2. THE STORY BEHIND THE SHOT
On the first play of the memorable November 15, 2010 win over the Redskins, wide receiver DeSean Jackson burned safety LaRon Landry and the entire Redskins defense for an 88-yard touchdown. Eagles photographer Brian Garfinkel captured the photo above. He shares the story of how he captured it ...
“When we have multiple photographers at a game, we play zone coverage. This was the first play of the game. I wasn’t even in position yet because I think I might have been too close to one of the other shooters. But the play started, so I stopped and started shooting. I got down on my knees so I could get a lower perspective and a more ideal angle. I was still finding my bearings when I saw the ball go in the air. I just followed DeSean Jackson coming down. I was lucky that I had all my exposures set from pre-game and that I was able to keep everything in focus.
"It was raining that night, so I put a raincoat over the camera to keep it protected. You have your hands inside the raincoat, so you don’t have the same amount of control. It does add a little bit of complexity because you’re used to being able to move your hands anywhere. You’re a little bit more limited.
"I was happy with the way everything ended up being framed - how I got the defender in there, DeSean’s full body in there and the ball falling perfectly into his hands. Most of the action shots that I shoot are with a 400 millimeter lens.
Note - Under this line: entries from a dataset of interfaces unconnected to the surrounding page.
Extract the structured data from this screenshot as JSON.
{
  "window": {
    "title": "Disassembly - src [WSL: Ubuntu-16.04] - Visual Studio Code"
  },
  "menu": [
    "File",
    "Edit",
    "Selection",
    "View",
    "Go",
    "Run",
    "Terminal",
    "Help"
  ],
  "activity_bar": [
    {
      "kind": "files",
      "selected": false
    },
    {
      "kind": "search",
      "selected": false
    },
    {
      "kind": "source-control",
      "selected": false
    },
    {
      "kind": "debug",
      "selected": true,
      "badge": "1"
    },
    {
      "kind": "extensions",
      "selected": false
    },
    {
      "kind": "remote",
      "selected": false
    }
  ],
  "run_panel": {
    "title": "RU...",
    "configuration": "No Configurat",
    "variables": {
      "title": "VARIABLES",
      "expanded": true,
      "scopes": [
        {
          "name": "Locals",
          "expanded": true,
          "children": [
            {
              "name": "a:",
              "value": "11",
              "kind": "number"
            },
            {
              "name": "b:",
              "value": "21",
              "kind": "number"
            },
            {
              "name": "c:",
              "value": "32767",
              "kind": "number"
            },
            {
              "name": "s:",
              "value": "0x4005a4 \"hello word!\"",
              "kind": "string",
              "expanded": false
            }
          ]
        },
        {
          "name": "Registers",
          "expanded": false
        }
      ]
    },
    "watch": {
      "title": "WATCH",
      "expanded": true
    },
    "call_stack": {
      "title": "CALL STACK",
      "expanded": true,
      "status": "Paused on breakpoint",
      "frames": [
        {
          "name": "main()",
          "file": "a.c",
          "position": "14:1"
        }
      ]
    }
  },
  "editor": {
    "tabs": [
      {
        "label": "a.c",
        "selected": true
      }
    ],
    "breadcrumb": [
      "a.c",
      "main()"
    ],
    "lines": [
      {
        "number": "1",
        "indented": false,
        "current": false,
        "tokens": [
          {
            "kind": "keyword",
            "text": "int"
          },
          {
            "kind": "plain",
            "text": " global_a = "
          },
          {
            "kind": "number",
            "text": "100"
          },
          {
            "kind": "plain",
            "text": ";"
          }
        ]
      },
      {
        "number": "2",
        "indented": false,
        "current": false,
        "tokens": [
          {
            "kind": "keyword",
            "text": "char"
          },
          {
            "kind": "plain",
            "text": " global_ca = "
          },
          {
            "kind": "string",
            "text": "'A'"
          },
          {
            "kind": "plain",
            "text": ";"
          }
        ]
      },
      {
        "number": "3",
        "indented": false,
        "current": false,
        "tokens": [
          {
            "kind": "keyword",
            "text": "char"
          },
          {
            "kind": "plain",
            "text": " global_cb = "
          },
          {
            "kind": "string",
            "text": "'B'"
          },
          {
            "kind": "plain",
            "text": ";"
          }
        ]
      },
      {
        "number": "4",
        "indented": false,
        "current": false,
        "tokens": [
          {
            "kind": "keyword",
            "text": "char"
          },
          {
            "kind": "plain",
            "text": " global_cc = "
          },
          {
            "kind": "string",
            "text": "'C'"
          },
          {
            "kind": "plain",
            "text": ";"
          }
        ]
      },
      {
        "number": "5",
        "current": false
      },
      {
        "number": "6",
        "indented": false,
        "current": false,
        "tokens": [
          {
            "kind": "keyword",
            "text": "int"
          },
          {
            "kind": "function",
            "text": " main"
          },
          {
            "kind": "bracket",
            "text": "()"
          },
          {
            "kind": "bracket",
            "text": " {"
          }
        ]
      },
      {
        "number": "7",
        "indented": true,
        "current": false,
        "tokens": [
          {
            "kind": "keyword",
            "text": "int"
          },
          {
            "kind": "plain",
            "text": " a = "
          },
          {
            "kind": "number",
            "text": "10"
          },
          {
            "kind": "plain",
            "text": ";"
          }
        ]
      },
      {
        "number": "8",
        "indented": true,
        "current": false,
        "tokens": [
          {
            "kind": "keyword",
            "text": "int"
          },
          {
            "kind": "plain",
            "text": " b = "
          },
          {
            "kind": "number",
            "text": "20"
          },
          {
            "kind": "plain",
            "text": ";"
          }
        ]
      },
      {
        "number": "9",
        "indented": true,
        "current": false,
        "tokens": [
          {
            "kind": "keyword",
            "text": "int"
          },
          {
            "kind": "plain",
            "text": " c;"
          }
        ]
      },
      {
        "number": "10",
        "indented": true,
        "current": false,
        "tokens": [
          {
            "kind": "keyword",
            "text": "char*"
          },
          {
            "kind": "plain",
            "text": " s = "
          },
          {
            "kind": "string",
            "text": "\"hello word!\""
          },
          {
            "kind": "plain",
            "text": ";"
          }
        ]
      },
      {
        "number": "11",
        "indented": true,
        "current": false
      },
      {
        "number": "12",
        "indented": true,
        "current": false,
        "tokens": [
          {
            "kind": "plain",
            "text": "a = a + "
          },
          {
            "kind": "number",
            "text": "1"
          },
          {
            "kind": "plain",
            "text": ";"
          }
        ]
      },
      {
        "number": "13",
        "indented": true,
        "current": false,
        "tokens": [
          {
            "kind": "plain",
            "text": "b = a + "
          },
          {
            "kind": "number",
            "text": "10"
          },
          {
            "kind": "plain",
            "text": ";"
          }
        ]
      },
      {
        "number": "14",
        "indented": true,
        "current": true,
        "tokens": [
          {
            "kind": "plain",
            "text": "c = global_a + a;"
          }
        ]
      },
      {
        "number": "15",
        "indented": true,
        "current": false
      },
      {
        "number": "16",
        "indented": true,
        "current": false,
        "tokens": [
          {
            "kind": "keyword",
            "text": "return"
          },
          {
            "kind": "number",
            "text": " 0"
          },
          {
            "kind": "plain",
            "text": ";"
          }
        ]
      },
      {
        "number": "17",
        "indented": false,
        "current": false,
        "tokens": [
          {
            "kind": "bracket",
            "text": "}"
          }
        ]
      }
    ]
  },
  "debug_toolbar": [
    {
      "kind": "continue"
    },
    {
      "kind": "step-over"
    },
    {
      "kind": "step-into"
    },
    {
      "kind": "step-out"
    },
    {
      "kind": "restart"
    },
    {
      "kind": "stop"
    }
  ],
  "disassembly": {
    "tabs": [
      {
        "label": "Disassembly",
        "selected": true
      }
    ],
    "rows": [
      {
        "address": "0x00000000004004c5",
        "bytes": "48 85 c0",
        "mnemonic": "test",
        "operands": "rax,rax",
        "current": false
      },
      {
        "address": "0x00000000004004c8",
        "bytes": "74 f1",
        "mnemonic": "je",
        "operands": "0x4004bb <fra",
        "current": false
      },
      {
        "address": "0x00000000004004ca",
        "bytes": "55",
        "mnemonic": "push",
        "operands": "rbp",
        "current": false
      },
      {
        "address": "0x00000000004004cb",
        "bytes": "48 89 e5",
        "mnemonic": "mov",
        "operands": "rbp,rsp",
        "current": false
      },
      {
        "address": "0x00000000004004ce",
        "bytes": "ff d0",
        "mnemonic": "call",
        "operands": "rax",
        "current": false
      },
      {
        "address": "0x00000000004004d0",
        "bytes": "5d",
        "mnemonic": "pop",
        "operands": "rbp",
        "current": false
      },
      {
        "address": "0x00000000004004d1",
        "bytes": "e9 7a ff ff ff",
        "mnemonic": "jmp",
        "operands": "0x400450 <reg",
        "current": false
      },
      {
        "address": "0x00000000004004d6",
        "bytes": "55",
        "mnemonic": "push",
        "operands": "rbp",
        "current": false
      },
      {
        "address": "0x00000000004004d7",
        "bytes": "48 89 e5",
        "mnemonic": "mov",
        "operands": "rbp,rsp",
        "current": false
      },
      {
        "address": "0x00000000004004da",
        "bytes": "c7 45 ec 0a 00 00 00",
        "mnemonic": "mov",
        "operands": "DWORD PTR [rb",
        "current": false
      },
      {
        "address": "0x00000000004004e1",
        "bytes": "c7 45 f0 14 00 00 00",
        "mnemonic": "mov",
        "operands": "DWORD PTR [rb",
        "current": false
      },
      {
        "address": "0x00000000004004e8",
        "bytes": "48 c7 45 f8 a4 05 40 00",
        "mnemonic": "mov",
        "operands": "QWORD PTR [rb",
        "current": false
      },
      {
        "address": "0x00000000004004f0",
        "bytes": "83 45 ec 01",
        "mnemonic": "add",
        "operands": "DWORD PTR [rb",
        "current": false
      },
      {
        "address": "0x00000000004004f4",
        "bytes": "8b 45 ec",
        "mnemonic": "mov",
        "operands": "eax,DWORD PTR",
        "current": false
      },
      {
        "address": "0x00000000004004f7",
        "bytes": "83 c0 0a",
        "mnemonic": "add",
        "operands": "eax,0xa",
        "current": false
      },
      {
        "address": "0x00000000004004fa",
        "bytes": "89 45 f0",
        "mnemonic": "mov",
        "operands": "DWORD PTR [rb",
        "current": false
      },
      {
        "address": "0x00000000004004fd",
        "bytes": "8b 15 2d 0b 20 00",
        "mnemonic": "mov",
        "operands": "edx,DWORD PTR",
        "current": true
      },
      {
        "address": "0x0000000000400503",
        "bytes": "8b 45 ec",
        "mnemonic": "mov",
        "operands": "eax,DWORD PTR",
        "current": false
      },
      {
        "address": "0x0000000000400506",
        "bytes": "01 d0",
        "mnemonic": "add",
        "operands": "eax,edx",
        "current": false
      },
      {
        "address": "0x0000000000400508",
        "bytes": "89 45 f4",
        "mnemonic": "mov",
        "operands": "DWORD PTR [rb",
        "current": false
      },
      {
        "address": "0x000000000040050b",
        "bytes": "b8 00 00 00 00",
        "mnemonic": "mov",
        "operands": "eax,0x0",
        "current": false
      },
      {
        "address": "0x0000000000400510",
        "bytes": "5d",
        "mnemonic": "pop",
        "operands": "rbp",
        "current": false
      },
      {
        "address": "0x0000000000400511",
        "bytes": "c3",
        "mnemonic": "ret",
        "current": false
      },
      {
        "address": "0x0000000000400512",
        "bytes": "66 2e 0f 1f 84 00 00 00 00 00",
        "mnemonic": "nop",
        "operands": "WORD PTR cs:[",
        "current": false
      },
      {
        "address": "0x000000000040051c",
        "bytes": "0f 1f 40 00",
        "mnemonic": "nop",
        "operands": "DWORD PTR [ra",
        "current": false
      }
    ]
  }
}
It’s a fixed length. You can’t zoom in or out. The frame is the frame. It’s more about making sure that you’re keeping what you want to keep in focus, and you’re not cutting out important stuff. I definitely chose to get DeSean in focus instead of the defender. If that play happens 20 yards closer to me, I would have been shooting with the same lens and the same zoom. I probably would’ve had to cut off DeSean’s legs and I would not have gotten as much of the defender in the frame.
"It’s especially hard when something impactful happens at the beginning of a game because you just hope that play ends up being meaningful. If DeSean and
3. RG III ROUNDING BACK INTO FORM?
Washington is 3-6, but its offense will provide a tough test for the Eagles' much-improved defense this Sunday. One of the challenges is the improved play of quarterback Robert Griffin III. The Eagles beat Washington in Week 1 which was RGIII's first game back from an ACL injury in January. Brian Tinsman from Redskins.com explains the difference between RGIII now and the one the Eagles played in Week 1.
“He’s been a totally different quarterback since the bye week. You’re starting to see that guy again who last year took the NFL by storm as a rookie. Even when the team hasn’t won games, he’s really been sensational as a playmaker. What you’re starting to see is that willingness to take a risk.
“Whether he’s running the ball or there is just the threat of him running the ball, it changes the way that a defense approaches this offense. I think without that threat early in the season – and you definitely saw it against the Eagles and through the first three weeks of the season – he was a bit of a sitting duck in the pocket and this offense didn’t really have a bite because you weren’t getting the mismatches. This offense is really predicated on the ability to mismatch, the ability to confuse a defense. Now, he has both facets of his game back and seems to have all the confidence in the world.”
In an effort to honor the committed leadership of our community’s veterans and volunteers, the Philadelphia Eagles and American Red Cross Southeastern Pennsylvania gathered on Veterans Day to celebrate five outstanding Red Cross volunteers. Eagles defensive backs
Judge Renee Cardwell Hughes, CEO of the American Red Cross Southeastern Pennsylvania, celebrated the volunteers at the onset of the ceremony which was followed by an awards presentation. The Eagles players then signed Holiday Mail for Heroes cards and the honorees took a VIP tour of Lincoln Financial Field.
5. HOW DO YOU HEAT UP THE FROZEN TUNDRA?
The Eagles will start preparing for Sunday's NFC East showdown against the Washington Redskins on Tuesday, but here's one last look back at Sunday's big win over the Green Bay Packers.